> Tylermon Actually I disagree with you but there is no need to debate the issue.
Then add to the discussion. You literally have a thread driven for debate and discussion on the topic. Picking and choosing which views to refute or rather dismiss hardly helps people make a decent decision on Html5 being or not being the right tool for their needs. It is possible I am not aware of some aspect of html5 that you are, or perhaps I know something about html5 that you didnt. I only ask you share your opinions because everyone can benefit and then form their own.
---------Back on the topic of Html5 vs Native----------
One is more than welcome to develop IOS apps in xcode, and then rewrite the same app for android, and write it again for windows. But most developers don't have that amount of time.
Html5 has a huge advantage of being written once and working on every device. For near native app performance simply use a wrapper and make a hybrid app platform specific.
Is Html5 perfect for every situation? Absolutely not. When you cross a line into needing high security and high performance. Native code is your best option...at least for now. And some platform specific features are not available from html5 based apps(yet).
But if getting to a market quickly and cost effectively for near native-like performance is what one desires. Html5+wrapper of choice is perfect.
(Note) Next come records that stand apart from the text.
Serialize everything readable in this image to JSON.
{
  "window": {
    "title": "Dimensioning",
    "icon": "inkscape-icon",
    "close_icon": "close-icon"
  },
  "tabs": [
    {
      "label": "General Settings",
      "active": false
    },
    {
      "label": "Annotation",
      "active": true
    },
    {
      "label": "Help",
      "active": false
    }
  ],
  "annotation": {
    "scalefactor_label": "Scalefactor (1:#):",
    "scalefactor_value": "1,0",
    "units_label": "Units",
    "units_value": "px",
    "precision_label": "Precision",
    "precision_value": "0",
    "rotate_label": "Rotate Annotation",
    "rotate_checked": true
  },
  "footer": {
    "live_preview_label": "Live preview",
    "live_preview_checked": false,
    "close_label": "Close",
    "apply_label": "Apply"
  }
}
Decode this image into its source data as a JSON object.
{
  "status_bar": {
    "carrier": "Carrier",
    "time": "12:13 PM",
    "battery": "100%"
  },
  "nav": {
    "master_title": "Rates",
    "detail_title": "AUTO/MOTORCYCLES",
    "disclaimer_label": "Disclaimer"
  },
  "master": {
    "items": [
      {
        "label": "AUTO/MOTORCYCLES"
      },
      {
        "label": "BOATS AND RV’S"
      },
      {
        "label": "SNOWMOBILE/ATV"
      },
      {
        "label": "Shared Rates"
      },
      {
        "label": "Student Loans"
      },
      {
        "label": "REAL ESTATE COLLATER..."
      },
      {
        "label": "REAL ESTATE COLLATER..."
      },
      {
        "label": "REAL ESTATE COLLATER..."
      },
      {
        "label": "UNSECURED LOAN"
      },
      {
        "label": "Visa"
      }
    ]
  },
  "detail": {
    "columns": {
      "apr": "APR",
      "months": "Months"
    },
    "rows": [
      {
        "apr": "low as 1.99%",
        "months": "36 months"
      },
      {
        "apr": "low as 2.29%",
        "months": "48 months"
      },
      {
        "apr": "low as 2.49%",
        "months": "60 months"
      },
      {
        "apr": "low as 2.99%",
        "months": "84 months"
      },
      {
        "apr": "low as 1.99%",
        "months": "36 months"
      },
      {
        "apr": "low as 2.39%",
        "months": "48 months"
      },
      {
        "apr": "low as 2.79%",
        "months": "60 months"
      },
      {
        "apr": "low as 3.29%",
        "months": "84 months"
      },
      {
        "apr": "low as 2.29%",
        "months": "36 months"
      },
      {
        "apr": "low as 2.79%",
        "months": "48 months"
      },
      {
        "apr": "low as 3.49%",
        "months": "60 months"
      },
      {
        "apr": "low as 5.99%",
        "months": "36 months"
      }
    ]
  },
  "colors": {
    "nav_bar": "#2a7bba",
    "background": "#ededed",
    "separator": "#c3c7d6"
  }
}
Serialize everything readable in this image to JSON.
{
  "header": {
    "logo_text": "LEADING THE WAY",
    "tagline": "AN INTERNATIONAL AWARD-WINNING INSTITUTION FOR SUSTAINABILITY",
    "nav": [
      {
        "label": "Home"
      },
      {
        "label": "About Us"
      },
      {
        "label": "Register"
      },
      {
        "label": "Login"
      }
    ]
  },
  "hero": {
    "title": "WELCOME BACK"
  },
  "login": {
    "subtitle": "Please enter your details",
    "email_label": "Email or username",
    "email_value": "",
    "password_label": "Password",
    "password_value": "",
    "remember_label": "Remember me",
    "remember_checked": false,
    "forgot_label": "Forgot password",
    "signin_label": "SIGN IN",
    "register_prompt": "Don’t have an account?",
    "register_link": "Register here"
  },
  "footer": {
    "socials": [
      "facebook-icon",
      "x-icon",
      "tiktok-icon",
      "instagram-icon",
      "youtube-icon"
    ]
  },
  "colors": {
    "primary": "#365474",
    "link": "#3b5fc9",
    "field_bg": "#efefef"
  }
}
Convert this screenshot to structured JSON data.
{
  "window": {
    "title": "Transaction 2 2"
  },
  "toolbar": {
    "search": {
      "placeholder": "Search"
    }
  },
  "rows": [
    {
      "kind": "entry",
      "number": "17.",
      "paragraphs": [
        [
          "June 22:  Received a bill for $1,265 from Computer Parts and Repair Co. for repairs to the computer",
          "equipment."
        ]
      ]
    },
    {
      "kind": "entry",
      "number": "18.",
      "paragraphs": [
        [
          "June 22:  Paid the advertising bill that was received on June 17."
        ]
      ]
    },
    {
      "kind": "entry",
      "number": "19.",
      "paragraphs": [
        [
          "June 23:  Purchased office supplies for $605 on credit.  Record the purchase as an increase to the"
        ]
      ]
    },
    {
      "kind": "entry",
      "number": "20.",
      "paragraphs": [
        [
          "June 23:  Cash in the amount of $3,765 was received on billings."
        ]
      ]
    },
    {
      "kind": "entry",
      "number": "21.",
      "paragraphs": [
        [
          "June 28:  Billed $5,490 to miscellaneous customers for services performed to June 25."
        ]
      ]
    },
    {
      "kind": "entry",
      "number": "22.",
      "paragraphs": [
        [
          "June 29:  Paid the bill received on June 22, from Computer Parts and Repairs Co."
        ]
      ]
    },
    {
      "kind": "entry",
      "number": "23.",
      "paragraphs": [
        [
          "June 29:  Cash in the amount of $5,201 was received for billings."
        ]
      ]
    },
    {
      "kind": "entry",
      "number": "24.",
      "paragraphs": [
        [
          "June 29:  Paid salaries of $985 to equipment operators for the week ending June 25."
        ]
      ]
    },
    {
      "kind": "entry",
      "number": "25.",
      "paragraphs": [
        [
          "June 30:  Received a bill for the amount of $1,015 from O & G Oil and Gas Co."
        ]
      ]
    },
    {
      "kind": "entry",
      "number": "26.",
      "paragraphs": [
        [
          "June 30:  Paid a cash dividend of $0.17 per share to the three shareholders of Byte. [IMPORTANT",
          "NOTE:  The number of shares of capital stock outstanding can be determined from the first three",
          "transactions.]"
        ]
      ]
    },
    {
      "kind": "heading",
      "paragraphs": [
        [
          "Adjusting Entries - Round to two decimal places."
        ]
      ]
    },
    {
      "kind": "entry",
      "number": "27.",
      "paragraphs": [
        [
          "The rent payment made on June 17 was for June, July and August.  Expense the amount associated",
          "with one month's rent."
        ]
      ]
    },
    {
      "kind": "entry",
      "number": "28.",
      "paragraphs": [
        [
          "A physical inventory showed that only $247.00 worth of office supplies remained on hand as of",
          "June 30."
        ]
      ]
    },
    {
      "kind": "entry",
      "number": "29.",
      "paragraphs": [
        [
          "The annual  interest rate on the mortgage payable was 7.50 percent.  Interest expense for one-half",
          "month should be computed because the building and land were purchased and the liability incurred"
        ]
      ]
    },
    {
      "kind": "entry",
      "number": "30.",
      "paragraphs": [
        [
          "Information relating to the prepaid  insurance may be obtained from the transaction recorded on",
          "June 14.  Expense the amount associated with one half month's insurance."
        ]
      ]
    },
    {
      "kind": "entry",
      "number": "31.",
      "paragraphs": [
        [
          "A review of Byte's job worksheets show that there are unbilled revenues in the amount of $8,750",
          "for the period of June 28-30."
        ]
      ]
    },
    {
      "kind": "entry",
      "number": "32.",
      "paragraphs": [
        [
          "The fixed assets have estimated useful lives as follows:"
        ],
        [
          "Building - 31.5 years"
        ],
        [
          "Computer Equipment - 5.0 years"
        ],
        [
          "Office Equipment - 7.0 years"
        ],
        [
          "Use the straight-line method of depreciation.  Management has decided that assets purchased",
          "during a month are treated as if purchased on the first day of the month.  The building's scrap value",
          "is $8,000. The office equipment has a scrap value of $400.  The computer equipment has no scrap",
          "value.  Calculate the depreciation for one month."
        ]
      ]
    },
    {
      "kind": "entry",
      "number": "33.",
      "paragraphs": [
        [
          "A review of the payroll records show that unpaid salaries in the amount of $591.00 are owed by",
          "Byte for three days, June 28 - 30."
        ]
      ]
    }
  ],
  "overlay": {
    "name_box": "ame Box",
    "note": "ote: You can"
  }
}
I do have to say however, if one intends only to publish to lets say the apple store. One market, on only a handful of devices they should be making native apps.
And on the topic of fragmenting.
Html5 does have it pretty hard here. There are many browsers to consider, and each offer more or less functionality than the other. This is often a challenge with Mobile web apps. However, wrappers help negate some of those issues.
That does not go without saying that native apps don't have to worry about fragmentation. Just think of how many IOS versions are out there. Each version needing to be maintained. This goes for android and windows as well.
I still have to say fragmenting and these browser and device differences is the hardest part about Html5 development.
In the end it really comes down to personal needs. I wouldn't say "HTML5 is NOT [the] right tool to make mobile games". I might say 'Html5 is NOT the BEST tool to make mobile games' But I would say 'Html5 IS the BEST tool to make cross platform games'.
I'm sorry, name of this title is limited by characters, I would have written as "HTML5 is NOT the right tool to make complex mobile games" and got an error due to character limit on this forum, then I had no choice and I left this name as simple of this current thread title.
Yes, we know HTML5 does like write once and run anywhere IF some browsers support, it's much like Java vm.
You was right about native, isn't designed for cross-platfrom that we have to write objective-c for iOS devices, then rewrite Java for android and rewrite C# for windows phone, it's big waste of time. That's why HTML5 is best option for cross platform but it has the worst enemy is performance.
The experience about Facebook tried to create own mobile app using HTML5 and they noticed it was terrible mistake due to lack of features, no information about performance but they mentioned about quality, then they decided to write own native app for each platform such as android and ios.
However, I believe the future of HTML5, the problem is we have to wait longer than we expected.
You know why a lot of C2 users post here about mobile performance... frequently
I'm trying to tell simple games would work for mobile devices, otherwise complex game is risky and not ideal.